WORK TO BE COMPLETED:
The task calls for the count of lines containing "from" in these records, given as a number with no other words.

::::::::::

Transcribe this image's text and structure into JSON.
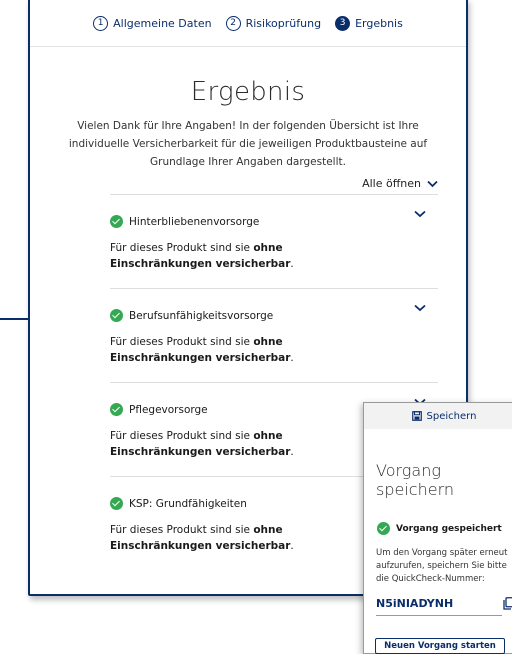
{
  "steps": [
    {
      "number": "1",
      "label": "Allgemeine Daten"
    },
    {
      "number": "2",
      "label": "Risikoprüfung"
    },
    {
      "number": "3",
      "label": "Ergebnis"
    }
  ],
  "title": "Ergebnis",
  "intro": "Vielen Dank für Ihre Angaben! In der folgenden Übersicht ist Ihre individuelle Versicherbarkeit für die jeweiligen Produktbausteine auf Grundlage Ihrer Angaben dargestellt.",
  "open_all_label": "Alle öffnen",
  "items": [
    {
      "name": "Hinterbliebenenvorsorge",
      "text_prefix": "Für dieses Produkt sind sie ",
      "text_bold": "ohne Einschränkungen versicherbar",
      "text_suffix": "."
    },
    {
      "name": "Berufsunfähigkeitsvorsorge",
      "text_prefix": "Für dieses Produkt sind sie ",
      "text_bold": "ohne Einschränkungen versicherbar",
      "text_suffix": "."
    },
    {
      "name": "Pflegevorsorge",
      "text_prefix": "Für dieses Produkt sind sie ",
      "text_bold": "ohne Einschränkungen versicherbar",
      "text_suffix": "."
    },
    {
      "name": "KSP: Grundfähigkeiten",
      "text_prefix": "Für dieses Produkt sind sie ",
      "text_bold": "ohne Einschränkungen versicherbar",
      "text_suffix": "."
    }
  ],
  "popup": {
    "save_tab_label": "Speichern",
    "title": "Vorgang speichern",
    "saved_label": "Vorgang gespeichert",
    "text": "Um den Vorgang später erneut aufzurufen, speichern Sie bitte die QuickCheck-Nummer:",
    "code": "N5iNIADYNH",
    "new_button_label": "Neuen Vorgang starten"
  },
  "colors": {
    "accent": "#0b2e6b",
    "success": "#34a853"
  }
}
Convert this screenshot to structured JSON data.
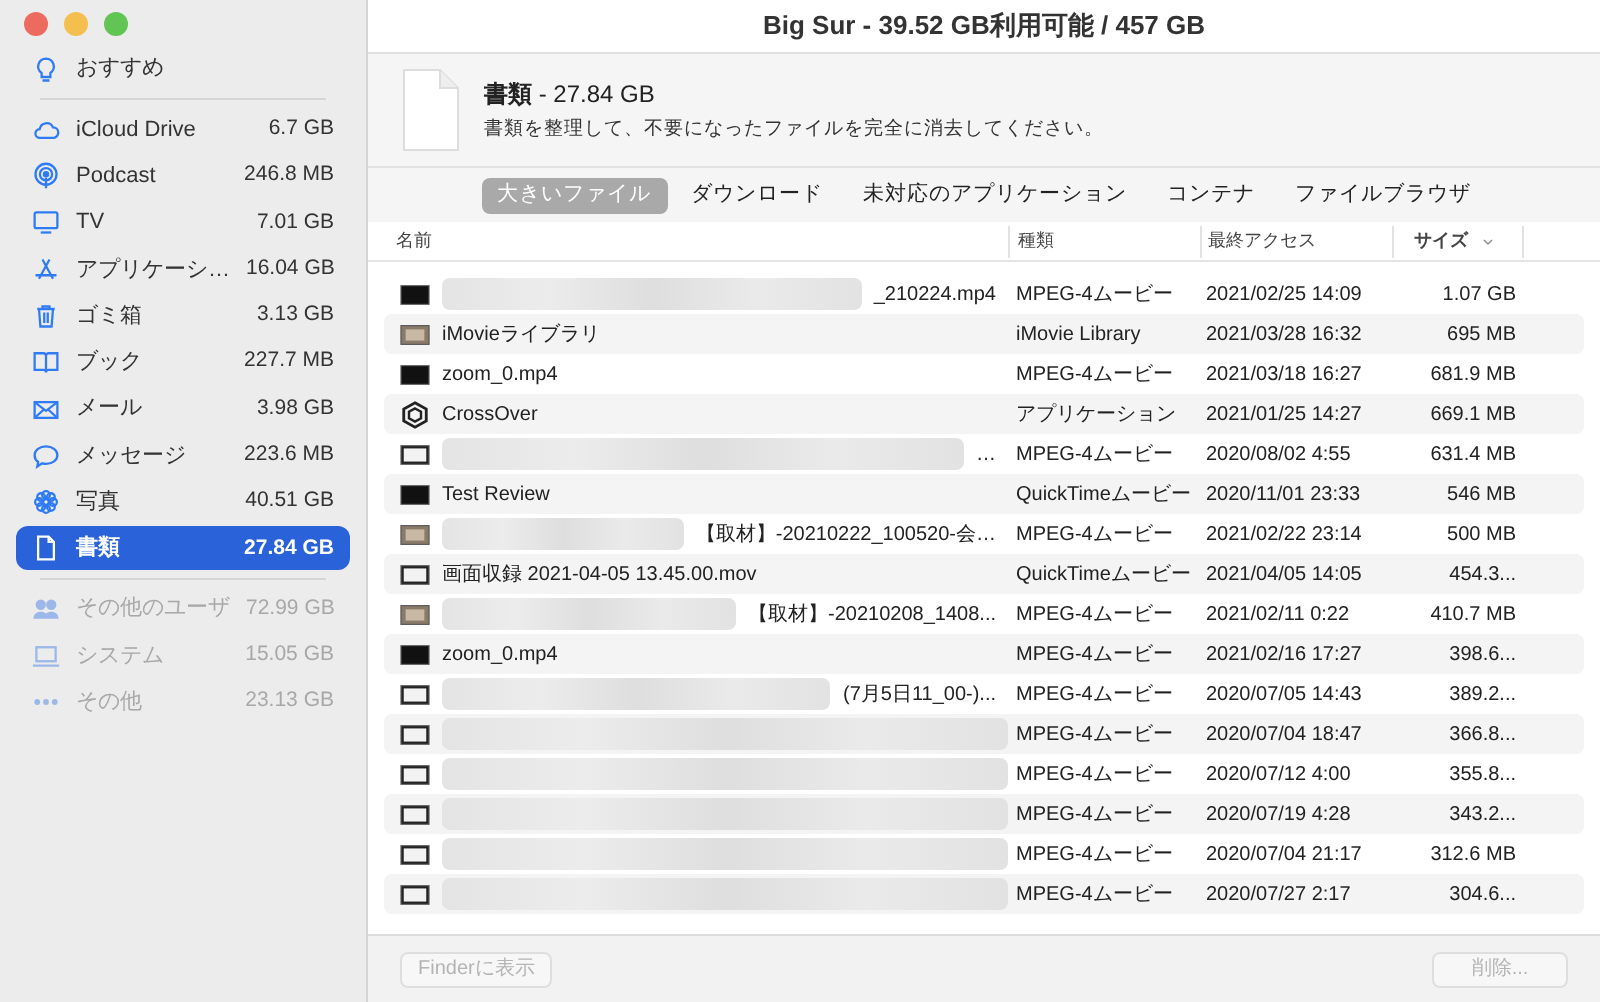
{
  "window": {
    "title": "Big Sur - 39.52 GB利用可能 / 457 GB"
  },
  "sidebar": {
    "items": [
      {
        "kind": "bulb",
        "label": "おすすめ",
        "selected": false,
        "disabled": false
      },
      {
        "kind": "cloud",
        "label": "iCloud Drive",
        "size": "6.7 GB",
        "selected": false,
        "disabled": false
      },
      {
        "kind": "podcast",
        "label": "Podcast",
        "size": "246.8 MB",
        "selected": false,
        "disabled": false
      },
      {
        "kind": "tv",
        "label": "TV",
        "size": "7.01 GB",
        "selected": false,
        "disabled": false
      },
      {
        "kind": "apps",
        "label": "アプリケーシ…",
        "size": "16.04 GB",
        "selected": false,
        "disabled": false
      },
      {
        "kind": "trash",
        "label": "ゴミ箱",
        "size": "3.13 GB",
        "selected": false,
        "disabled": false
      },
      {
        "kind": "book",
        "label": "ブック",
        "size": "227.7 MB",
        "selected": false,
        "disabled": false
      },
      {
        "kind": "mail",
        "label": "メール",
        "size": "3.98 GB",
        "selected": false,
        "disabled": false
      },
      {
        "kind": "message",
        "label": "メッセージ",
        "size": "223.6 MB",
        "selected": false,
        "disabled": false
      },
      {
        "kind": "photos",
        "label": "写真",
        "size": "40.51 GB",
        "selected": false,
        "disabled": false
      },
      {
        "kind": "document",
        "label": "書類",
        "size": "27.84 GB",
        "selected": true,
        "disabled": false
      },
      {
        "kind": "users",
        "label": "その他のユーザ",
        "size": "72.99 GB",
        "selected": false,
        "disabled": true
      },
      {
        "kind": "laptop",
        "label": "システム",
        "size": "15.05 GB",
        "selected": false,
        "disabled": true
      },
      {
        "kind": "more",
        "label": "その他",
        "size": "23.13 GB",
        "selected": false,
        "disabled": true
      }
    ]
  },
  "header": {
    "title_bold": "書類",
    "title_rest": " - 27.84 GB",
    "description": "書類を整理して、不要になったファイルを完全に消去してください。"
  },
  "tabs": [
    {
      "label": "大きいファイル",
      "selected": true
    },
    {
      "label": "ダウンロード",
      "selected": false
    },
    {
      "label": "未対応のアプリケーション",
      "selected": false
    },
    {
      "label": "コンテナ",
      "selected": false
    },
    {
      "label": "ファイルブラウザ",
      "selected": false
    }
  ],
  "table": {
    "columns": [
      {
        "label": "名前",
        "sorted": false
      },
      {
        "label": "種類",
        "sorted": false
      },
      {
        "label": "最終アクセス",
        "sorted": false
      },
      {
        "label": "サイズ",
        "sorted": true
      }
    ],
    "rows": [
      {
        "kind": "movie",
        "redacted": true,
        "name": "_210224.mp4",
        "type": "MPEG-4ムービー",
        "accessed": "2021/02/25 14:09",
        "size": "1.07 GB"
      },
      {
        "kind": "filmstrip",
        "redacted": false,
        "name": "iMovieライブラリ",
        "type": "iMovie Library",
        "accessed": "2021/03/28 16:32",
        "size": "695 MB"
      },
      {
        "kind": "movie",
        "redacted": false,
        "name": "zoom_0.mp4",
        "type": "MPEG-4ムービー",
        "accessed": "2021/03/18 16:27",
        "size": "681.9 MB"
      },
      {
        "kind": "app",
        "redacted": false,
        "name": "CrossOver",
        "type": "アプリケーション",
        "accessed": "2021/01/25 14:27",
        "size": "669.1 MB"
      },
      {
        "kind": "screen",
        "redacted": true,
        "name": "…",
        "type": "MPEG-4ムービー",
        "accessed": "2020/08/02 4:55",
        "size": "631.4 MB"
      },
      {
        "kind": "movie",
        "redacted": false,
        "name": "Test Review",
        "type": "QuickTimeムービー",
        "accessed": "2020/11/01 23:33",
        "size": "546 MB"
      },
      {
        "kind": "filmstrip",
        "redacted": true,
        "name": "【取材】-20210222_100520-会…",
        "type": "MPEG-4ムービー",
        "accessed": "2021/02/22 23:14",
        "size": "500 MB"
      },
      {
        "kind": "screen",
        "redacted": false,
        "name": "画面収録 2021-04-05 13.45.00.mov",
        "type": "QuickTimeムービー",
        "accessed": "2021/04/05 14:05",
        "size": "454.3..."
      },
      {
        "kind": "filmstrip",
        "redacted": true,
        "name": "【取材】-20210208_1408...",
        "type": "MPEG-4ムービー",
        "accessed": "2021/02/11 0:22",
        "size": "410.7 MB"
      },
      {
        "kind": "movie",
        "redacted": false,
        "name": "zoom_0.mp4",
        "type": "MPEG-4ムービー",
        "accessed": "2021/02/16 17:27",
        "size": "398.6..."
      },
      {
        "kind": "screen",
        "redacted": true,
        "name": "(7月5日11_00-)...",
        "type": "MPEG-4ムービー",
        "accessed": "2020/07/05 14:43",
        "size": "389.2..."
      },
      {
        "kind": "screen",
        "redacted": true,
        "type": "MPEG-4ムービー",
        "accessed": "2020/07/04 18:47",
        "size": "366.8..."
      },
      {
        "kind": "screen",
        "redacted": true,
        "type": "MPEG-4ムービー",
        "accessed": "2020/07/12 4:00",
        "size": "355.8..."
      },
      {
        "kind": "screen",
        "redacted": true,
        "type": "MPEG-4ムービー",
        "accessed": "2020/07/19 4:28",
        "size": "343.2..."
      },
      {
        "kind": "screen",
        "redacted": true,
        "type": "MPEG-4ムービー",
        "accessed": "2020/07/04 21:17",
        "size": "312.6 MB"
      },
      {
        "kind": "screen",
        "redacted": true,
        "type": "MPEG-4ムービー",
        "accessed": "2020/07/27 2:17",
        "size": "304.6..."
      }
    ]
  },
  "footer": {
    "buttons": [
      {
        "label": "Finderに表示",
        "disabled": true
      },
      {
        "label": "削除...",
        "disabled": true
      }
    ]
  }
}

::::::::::

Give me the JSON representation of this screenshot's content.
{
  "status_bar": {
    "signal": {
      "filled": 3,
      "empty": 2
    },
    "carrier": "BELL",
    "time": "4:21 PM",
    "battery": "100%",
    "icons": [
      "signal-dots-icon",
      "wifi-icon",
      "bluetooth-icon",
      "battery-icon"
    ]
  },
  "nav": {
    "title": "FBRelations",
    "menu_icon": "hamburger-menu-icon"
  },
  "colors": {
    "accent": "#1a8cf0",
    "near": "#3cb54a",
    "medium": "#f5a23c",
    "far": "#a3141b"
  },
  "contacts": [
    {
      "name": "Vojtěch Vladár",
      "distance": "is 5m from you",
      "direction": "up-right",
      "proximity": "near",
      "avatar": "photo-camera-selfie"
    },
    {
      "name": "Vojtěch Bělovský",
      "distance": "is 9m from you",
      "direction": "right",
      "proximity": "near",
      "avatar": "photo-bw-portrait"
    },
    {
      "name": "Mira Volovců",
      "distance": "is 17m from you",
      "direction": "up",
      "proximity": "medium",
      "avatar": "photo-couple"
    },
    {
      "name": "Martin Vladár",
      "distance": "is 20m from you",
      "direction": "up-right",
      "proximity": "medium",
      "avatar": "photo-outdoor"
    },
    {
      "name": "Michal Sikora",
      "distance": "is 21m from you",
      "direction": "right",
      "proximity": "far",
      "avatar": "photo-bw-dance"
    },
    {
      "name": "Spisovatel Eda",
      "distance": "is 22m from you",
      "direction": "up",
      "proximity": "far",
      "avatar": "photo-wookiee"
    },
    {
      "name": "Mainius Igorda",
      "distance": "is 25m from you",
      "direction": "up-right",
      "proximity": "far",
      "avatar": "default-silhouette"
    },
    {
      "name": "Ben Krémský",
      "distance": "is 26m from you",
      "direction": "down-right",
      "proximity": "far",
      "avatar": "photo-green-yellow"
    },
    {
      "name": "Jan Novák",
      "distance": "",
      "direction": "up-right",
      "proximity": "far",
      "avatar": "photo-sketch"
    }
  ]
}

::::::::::

THE ANSWER:
8